Task prompt => Identify every line in the records below that contains the word "JSON", and reproduce each one.

Start of Data to use

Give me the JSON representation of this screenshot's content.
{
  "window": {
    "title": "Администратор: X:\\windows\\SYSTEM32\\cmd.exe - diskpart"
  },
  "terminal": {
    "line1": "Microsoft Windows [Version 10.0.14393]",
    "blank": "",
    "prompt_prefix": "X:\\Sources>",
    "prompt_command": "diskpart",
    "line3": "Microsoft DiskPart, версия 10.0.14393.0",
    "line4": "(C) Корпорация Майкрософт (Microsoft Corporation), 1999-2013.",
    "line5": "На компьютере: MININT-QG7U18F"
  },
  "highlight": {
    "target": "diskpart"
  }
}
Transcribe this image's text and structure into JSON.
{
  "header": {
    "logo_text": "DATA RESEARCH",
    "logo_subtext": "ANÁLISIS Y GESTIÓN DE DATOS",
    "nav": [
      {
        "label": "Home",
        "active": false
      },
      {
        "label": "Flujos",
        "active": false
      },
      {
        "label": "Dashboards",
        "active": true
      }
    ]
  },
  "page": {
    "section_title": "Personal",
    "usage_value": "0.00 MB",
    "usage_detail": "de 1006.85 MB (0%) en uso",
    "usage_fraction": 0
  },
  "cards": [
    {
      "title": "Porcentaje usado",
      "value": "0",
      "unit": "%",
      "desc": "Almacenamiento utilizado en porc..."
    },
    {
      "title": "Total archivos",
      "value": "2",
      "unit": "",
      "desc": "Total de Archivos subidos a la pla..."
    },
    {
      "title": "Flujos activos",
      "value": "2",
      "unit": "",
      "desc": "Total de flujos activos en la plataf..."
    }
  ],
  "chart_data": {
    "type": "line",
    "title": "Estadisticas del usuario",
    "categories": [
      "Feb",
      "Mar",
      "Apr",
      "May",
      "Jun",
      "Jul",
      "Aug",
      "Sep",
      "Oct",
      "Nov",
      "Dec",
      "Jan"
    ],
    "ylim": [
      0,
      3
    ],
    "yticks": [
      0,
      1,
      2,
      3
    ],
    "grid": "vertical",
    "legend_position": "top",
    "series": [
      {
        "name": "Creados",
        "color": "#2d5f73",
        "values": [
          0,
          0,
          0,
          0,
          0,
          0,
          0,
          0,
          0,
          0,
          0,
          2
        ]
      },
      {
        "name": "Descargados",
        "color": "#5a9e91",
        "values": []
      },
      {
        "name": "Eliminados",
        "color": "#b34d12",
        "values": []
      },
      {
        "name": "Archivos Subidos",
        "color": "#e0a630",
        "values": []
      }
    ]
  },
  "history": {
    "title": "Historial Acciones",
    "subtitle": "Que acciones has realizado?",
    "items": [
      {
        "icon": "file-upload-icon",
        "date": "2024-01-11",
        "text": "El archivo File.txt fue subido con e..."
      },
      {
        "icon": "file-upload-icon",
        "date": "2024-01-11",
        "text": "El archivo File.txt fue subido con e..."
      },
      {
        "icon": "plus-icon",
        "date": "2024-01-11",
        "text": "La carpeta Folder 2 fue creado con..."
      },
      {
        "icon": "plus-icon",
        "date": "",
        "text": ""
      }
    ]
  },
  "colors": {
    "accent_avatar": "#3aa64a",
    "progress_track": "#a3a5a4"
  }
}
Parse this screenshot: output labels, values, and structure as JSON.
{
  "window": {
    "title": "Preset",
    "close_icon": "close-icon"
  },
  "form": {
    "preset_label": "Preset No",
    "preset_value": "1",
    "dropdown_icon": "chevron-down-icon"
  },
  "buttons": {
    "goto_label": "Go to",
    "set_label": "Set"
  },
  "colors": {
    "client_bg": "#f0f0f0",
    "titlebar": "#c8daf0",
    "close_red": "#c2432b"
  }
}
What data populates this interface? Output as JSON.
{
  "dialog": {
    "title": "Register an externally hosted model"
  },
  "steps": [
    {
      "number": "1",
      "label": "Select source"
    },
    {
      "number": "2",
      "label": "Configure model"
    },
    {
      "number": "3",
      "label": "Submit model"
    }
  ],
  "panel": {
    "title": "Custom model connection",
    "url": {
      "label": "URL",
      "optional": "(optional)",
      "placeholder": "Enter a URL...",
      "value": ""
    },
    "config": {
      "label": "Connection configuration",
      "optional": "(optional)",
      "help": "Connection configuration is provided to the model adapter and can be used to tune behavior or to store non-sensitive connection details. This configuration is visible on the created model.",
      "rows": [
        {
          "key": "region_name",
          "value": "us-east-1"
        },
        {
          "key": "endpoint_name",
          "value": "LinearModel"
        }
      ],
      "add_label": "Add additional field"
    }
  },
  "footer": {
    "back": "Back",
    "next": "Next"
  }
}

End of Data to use

Solution to the problem =>
Give me the JSON representation of this screenshot's content.
Transcribe this image's text and structure into JSON.
Parse this screenshot: output labels, values, and structure as JSON.
What data populates this interface? Output as JSON.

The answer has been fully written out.